The fascinating thing, in retrospect, is that Syromyatnikov himself never seemed to stop working. He seemed to actively disparage sleeping—and the night. He was always working. Even into his 70s, he adhered to a strict work regimen, toiling on docking systems for the Soyuz rockets.
"I understand how to design," he told IEEE. "You should feel, maybe by intuition, what lies ahead in the process, what should be done, not just design alone, not just the original sketches, but the whole thing."
It may be impossible for most of us to imagine the whole vision of Znamya—a world orbited by machines that regulate daylight—but we can understand the concept. It's one that's pressing up, sometimes uncomfortably in an increasingly sleepless world.
"[T]his ultimately unworkable enterprise is one particular instance of a contemporary imaginary in which a state of permanent illumination is inseparable from the non-stop operation of global exchange and circulation," Crary writes. "In its entrepreneurial excess, the project is a hyperbolic expression of an institutional intolerance of whatever obscures or prevents an instrumentalized and unending condition of visibility."
It's a world where, like today, we sleep less, cede our days to distant technologies, with more lunae crowding our vision. Imagine instead of blinking screens on the bedside, they're moonbright satellites.

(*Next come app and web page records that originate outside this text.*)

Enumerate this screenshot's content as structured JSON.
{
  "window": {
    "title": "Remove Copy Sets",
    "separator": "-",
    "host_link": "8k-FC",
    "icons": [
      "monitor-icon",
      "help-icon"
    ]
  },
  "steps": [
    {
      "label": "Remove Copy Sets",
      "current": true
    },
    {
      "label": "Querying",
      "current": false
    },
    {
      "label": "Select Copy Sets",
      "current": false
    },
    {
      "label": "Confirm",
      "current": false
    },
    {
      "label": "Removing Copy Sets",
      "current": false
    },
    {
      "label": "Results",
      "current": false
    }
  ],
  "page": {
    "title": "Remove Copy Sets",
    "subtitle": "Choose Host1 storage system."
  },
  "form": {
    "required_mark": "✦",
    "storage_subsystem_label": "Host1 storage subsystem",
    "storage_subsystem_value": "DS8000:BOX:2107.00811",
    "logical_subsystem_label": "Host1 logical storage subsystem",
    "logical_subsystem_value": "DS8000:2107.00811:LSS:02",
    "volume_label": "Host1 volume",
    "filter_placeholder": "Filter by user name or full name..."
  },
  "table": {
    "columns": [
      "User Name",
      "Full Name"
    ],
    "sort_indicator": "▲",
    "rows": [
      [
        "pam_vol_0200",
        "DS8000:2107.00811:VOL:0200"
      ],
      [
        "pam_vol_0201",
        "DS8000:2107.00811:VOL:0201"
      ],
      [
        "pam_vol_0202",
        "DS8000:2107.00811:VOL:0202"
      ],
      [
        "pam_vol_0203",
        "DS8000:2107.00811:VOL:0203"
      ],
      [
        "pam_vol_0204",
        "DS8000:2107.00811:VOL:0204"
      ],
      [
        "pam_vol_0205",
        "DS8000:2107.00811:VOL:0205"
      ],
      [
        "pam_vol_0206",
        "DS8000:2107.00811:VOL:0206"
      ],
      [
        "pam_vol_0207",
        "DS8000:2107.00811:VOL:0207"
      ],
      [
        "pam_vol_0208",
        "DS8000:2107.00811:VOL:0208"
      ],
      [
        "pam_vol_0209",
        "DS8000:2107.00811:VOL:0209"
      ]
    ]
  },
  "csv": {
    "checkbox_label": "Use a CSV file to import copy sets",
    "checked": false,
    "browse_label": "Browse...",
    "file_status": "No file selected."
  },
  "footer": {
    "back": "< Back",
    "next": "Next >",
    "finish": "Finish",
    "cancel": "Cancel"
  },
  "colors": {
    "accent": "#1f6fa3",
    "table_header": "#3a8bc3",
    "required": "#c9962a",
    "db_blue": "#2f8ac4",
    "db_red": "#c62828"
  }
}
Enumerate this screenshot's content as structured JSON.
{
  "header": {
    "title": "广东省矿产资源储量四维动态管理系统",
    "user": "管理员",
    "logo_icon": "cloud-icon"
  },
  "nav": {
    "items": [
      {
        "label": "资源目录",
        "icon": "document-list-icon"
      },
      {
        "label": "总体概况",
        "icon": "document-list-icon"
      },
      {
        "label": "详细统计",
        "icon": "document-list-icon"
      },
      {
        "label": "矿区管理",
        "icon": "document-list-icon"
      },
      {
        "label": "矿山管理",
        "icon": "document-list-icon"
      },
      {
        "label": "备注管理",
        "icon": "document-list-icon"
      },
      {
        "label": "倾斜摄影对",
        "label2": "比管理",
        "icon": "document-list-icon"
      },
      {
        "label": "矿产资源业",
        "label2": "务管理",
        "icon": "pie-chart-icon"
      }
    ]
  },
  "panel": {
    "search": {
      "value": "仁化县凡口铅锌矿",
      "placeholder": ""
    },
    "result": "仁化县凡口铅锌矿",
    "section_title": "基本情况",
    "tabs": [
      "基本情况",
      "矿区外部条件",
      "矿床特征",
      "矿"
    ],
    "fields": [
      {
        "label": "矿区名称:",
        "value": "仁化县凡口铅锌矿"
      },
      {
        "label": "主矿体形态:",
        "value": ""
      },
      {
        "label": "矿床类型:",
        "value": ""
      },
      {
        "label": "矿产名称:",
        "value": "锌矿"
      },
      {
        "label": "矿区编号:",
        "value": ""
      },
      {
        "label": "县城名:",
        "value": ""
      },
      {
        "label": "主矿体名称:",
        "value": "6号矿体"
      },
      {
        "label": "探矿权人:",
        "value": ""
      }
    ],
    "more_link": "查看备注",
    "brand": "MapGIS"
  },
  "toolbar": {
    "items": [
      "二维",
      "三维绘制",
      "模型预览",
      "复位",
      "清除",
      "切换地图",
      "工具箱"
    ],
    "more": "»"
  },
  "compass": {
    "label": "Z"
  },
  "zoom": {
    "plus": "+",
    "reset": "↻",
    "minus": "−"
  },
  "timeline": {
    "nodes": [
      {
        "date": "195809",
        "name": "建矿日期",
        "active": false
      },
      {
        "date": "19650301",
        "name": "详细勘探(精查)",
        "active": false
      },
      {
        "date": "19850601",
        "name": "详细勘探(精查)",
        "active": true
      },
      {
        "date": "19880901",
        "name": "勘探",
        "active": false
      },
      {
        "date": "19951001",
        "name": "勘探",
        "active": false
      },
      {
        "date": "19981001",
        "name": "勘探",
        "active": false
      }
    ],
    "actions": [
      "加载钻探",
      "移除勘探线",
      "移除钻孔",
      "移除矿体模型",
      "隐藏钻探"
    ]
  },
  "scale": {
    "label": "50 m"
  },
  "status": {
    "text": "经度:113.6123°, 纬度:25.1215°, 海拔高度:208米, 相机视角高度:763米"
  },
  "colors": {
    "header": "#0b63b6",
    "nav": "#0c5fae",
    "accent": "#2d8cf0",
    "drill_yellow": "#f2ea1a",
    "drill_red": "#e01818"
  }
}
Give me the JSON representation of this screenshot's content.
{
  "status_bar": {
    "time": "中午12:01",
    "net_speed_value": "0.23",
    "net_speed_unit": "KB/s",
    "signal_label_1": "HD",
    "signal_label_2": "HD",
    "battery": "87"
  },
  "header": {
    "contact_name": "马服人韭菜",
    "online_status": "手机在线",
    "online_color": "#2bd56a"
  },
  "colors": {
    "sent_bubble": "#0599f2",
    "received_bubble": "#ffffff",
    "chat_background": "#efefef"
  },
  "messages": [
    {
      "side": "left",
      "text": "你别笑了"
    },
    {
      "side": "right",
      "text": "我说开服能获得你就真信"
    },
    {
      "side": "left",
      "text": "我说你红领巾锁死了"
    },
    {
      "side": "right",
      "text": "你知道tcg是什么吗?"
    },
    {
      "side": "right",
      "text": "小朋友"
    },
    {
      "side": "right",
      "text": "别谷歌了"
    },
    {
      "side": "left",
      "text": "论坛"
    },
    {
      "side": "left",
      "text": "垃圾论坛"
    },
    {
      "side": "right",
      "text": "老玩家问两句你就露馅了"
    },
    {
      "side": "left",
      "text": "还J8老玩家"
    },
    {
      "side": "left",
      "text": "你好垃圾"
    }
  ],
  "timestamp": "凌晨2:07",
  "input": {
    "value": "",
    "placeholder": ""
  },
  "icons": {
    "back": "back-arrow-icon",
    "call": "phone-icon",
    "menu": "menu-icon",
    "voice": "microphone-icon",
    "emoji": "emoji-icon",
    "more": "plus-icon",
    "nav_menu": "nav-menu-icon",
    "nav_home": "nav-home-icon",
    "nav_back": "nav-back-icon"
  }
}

Syromyatnikov's Znamya can be read both as a pathbreaking and unduly forgotten experiment, as well as a cautionary tale of human hubris, of the perils of pushing the workday too far. We may try to use technology to bend night into day, but the laws of nature have a way of bending it back.